*Exercise brief*
Please repeat the entries exactly as they appear and omit any images.

═══ Stored data ═══

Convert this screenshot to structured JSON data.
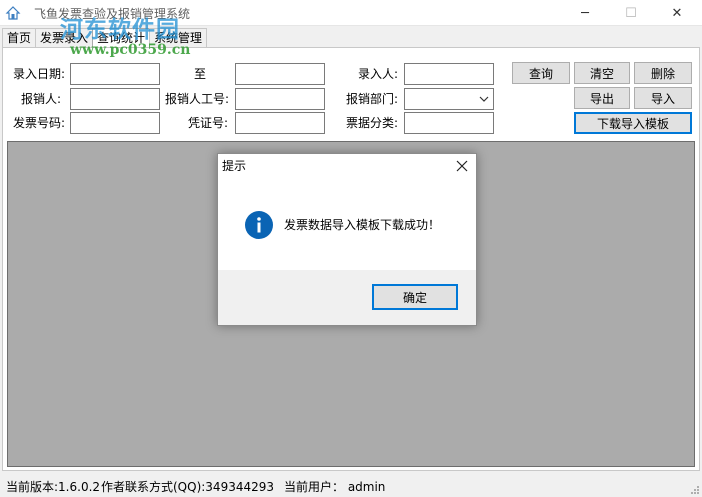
{
  "window": {
    "title": "飞鱼发票查验及报销管理系统",
    "minimize_glyph": "─",
    "maximize_glyph": "☐",
    "close_glyph": "✕",
    "icon": "app-house-icon"
  },
  "watermark": {
    "line1": "河东软件园",
    "line2": "www.pc0359.cn"
  },
  "tabs": [
    {
      "label": "首页",
      "active": false
    },
    {
      "label": "发票录入",
      "active": false
    },
    {
      "label": "查询统计",
      "active": true
    },
    {
      "label": "系统管理",
      "active": false
    }
  ],
  "form": {
    "entry_date_label": "录入日期:",
    "entry_date_from": "",
    "to_label": "至",
    "entry_date_to": "",
    "entered_by_label": "录入人:",
    "entered_by": "",
    "claimant_label": "报销人:",
    "claimant": "",
    "claimant_id_label": "报销人工号:",
    "claimant_id": "",
    "department_label": "报销部门:",
    "department": "",
    "invoice_no_label": "发票号码:",
    "invoice_no": "",
    "voucher_no_label": "凭证号:",
    "voucher_no": "",
    "doc_category_label": "票据分类:",
    "doc_category": ""
  },
  "buttons": {
    "query": "查询",
    "clear": "清空",
    "delete": "删除",
    "export": "导出",
    "import": "导入",
    "download_template": "下载导入模板"
  },
  "status": {
    "version": "当前版本:1.6.0.2",
    "contact": "作者联系方式(QQ):349344293",
    "user": "当前用户：  admin"
  },
  "dialog": {
    "title": "提示",
    "message": "发票数据导入模板下载成功！",
    "ok": "确定",
    "close_glyph": "✕"
  },
  "colors": {
    "accent": "#0078d7",
    "info_icon": "#0a64b4",
    "grid_bg": "#ababab"
  }
}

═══

*Exercise output*
Convert this screenshot to structured JSON data.
{
  "window": {
    "title": "飞鱼发票查验及报销管理系统",
    "minimize_glyph": "─",
    "maximize_glyph": "☐",
    "close_glyph": "✕",
    "icon": "app-house-icon"
  },
  "watermark": {
    "line1": "河东软件园",
    "line2": "www.pc0359.cn"
  },
  "tabs": [
    {
      "label": "首页",
      "active": false
    },
    {
      "label": "发票录入",
      "active": false
    },
    {
      "label": "查询统计",
      "active": true
    },
    {
      "label": "系统管理",
      "active": false
    }
  ],
  "form": {
    "entry_date_label": "录入日期:",
    "entry_date_from": "",
    "to_label": "至",
    "entry_date_to": "",
    "entered_by_label": "录入人:",
    "entered_by": "",
    "claimant_label": "报销人:",
    "claimant": "",
    "claimant_id_label": "报销人工号:",
    "claimant_id": "",
    "department_label": "报销部门:",
    "department": "",
    "invoice_no_label": "发票号码:",
    "invoice_no": "",
    "voucher_no_label": "凭证号:",
    "voucher_no": "",
    "doc_category_label": "票据分类:",
    "doc_category": ""
  },
  "buttons": {
    "query": "查询",
    "clear": "清空",
    "delete": "删除",
    "export": "导出",
    "import": "导入",
    "download_template": "下载导入模板"
  },
  "status": {
    "version": "当前版本:1.6.0.2",
    "contact": "作者联系方式(QQ):349344293",
    "user": "当前用户：  admin"
  },
  "dialog": {
    "title": "提示",
    "message": "发票数据导入模板下载成功！",
    "ok": "确定",
    "close_glyph": "✕"
  },
  "colors": {
    "accent": "#0078d7",
    "info_icon": "#0a64b4",
    "grid_bg": "#ababab"
  }
}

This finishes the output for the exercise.